I didn't want to be the only one saying it. Thank you for reppin'
Quite frankly, the first thing you hear from most continental Africans' mouths is "I'm an African." There is a strong, pan-continental identity that most Africans feel, and there is no less a bond between those of us who weren't born on the continent. Calling ourselves Africans reaffirms the commonality of our origins and relegates the circumstances of our birth (with a couple of twists in fate, I may have been born in Cuba or in Bahia or in Charleston, South Carolina). We are irrevocably linked through our African blood (which is inclusive of every variant of our lifeways from Virginia to Vai), and that's why I feel it is completely appropriate, even necessary, to call yourself an African if you are a person of African ancestry. It by no means disavows our individual cultures, just like calling yourself an American (which I'm fine with if it's the country of your birth) doesn't mean you fail to rep Uptown or N'awlins or whatever. Inclusive, macroscopic terms like "Africa" and "Africans" are very necessary if we are to recognize the commonality of our struggles and the beauties of our similarity. It doesn't mean you have to abandon whatever word signifies you on the micro level.

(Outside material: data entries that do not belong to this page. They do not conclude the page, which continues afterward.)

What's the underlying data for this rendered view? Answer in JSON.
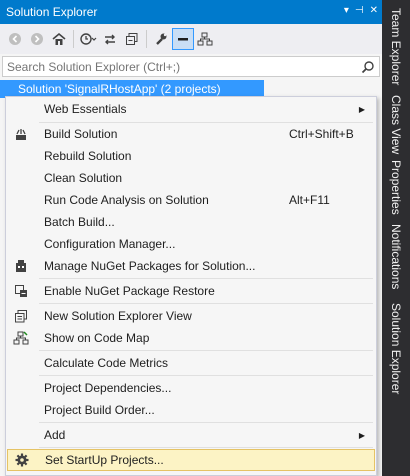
{
  "panel": {
    "title": "Solution Explorer",
    "title_controls": [
      "▾",
      "⊣",
      "✕"
    ],
    "search_placeholder": "Search Solution Explorer (Ctrl+;)",
    "tree_root": "Solution 'SignalRHostApp' (2 projects)"
  },
  "toolbar": {
    "icons": [
      "back-icon",
      "forward-icon",
      "home-icon",
      "history-icon",
      "sync-icon",
      "collapse-all-icon",
      "properties-wrench-icon",
      "pin-active-icon",
      "code-map-icon"
    ]
  },
  "dock_tabs": [
    "Team Explorer",
    "Class View",
    "Properties",
    "Notifications",
    "Solution Explorer"
  ],
  "menu": {
    "items": [
      {
        "label": "Web Essentials",
        "shortcut": "",
        "submenu": true,
        "icon": ""
      },
      {
        "label": "Build Solution",
        "shortcut": "Ctrl+Shift+B",
        "submenu": false,
        "icon": "build-icon"
      },
      {
        "label": "Rebuild Solution",
        "shortcut": "",
        "submenu": false,
        "icon": ""
      },
      {
        "label": "Clean Solution",
        "shortcut": "",
        "submenu": false,
        "icon": ""
      },
      {
        "label": "Run Code Analysis on Solution",
        "shortcut": "Alt+F11",
        "submenu": false,
        "icon": ""
      },
      {
        "label": "Batch Build...",
        "shortcut": "",
        "submenu": false,
        "icon": ""
      },
      {
        "label": "Configuration Manager...",
        "shortcut": "",
        "submenu": false,
        "icon": ""
      },
      {
        "label": "Manage NuGet Packages for Solution...",
        "shortcut": "",
        "submenu": false,
        "icon": "nuget-icon"
      },
      {
        "label": "Enable NuGet Package Restore",
        "shortcut": "",
        "submenu": false,
        "icon": "package-restore-icon"
      },
      {
        "label": "New Solution Explorer View",
        "shortcut": "",
        "submenu": false,
        "icon": "new-view-icon"
      },
      {
        "label": "Show on Code Map",
        "shortcut": "",
        "submenu": false,
        "icon": "code-map-icon"
      },
      {
        "label": "Calculate Code Metrics",
        "shortcut": "",
        "submenu": false,
        "icon": ""
      },
      {
        "label": "Project Dependencies...",
        "shortcut": "",
        "submenu": false,
        "icon": ""
      },
      {
        "label": "Project Build Order...",
        "shortcut": "",
        "submenu": false,
        "icon": ""
      },
      {
        "label": "Add",
        "shortcut": "",
        "submenu": true,
        "icon": ""
      },
      {
        "label": "Set StartUp Projects...",
        "shortcut": "",
        "submenu": false,
        "icon": "gear-icon",
        "highlighted": true
      }
    ]
  },
  "colors": {
    "accent": "#007acc",
    "selection": "#3399ff",
    "highlight": "#fcf3c5",
    "dock": "#2d2d30"
  }
}
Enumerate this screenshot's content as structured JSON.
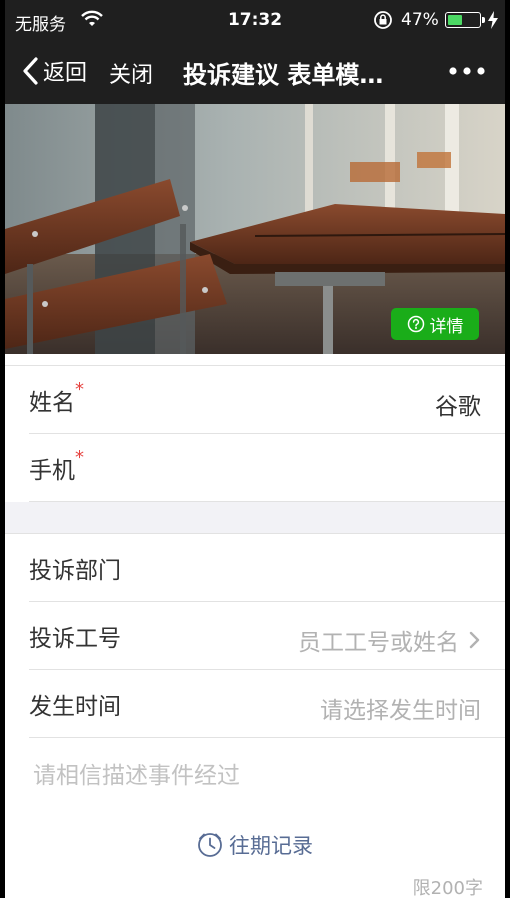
{
  "status_bar": {
    "carrier": "无服务",
    "time": "17:32",
    "battery_percent": "47%",
    "battery_level": 0.47,
    "battery_color": "#4cd964"
  },
  "nav": {
    "back_label": "返回",
    "close_label": "关闭",
    "title": "投诉建议 表单模…",
    "more_icon": "more-dots-icon"
  },
  "banner": {
    "detail_label": "详情",
    "detail_icon": "question-circle-icon",
    "detail_color": "#1aad19"
  },
  "form": {
    "name_label": "姓名",
    "name_required": "*",
    "name_value": "谷歌",
    "phone_label": "手机",
    "phone_required": "*",
    "dept_label": "投诉部门",
    "staff_label": "投诉工号",
    "staff_placeholder": "员工工号或姓名",
    "time_label": "发生时间",
    "time_placeholder": "请选择发生时间",
    "description_placeholder": "请相信描述事件经过",
    "history_label": "往期记录",
    "char_limit": "限200字",
    "required_color": "#e64340",
    "link_color": "#586c94"
  }
}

"A-F-R-I-C-A! Puerto Rico, Haiti and JA New York and Cali, F-L-A Yo it ain't bout where you stay It's 'bout the motherland!"
Much as I think dead prez is overhyped, I really feel the message of that song.